[6] Parker, T., Lopez, R., & Stone, M. (2011). The Book of Mormon Script Book: The Complete Book and Lyrics of the Broadway Musical (First Edition edition). New York: Newmarket Press.

[7] 1 Timothy 2:16, Holy Bible. New Revised Standard Version. New York: HarperCollins, 2007. Print.

[8] Stephen T. Davis (1984). Debate About the Bible: Inerrancy Versus Infallibility. Philadelphia: Westminster John Knox Press.

[9] Exodus 32:14, Holy Bible. Revised Standard Version.
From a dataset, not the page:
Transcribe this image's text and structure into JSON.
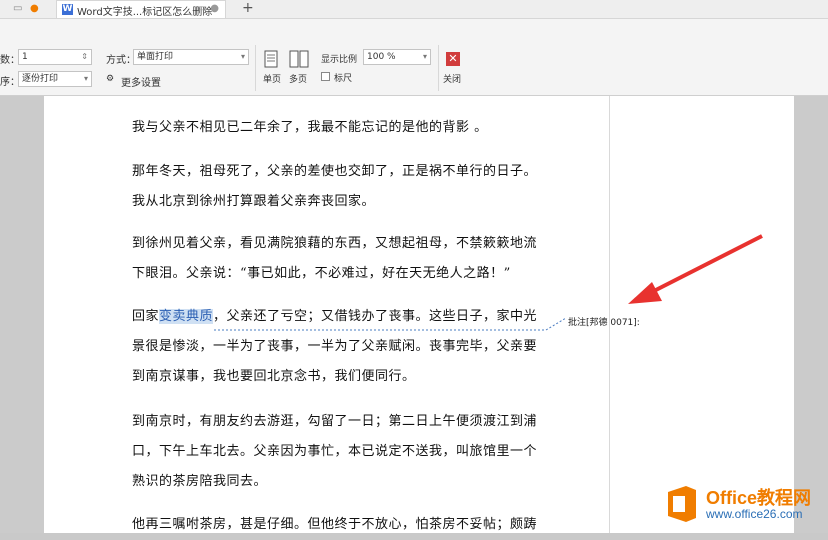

New York: International Council of Religious Education, 1952.

[10] See Exodus 2:15 (RSV): Whenever they marched out, the hand of the Lord was against them for evil…”

[11] Anderson, Craig, “Death of Joshua.” (Class lecture, Prophets, Kings, and Politics in the Hebrew Bible RLST 088, Pomona College, Crookshank 001, October 6, 2015).

[12] Stephen T. Davis (1984). Debate About the Bible: Inerrancy Versus Infallibility. Philadelphia: Westminster John Knox Press.

[13] Job 1, Holy Bible. New Revised Standard Version. New York: HarperCollins, 2007. Print.

[14] Job 2:9.

[15] Job 11:6.

[16] Job 38:4.

[17] Bernasconi, Robert, and David Wood, eds. (2014). The Provocation of Levinas: Rethinking the Other. Reissue edition. Routledge.

[18] Many scholars reject these last few chapters as a later addition to the text to “undermine the truth value of all [previous] theological statements.” Alan Cooper (1997) “The Sense of the Book of Job”. Prooftexts 17 (3). Indiana University Press: 240.

[19] Ibid. 230.

[20] Elie Wiesel (1985). Messengers of God: Biblical Portraits and Legends (Reissue edition). New York: Simon & Schuster.

[21] For an example of (3), see Job 2:10 (RSV): “Shall we receive good at the hand of God, and shall we not receive evil?”

[22] Genesis 18:24-25, Holy Bible. New Revised Standard Version. New York: HarperCollins, 2007. Print.

[23] An evangelical moniker for Hebrews 11.

[24] Stephen T. Davis (Ed.). (2001). Encountering Evil, A New Edition: Live Options in Theodicy. Louisville, Ky: Westminster John Knox Press. 85.

[25] Parker, T., Lopez, R., & Stone, M. (2011). The Book of Mormon Script Book: The Complete Book and Lyrics of the Broadway Musical (First Edition edition). New York: Newmarket Press.

[26] Mega, L. T., Mega, J. L., Mega, B. T., & Harris, B. M. (2000). Brainwashing and battering fatigue. Psychological abuse in domestic violence. North Carolina Medical Journal61(5), 260–265.

[27] Stephen T. Davis (Ed.). (2001). Encountering Evil, A New Edition: Live Options in Theodicy. Louisville, Ky: Westminster John Knox Press. 4.

[28] Matthew 27:46, Holy Bible. New Revised Standard Version. New York: HarperCollins, 2007. Print.

Posted on July 3, 2016 .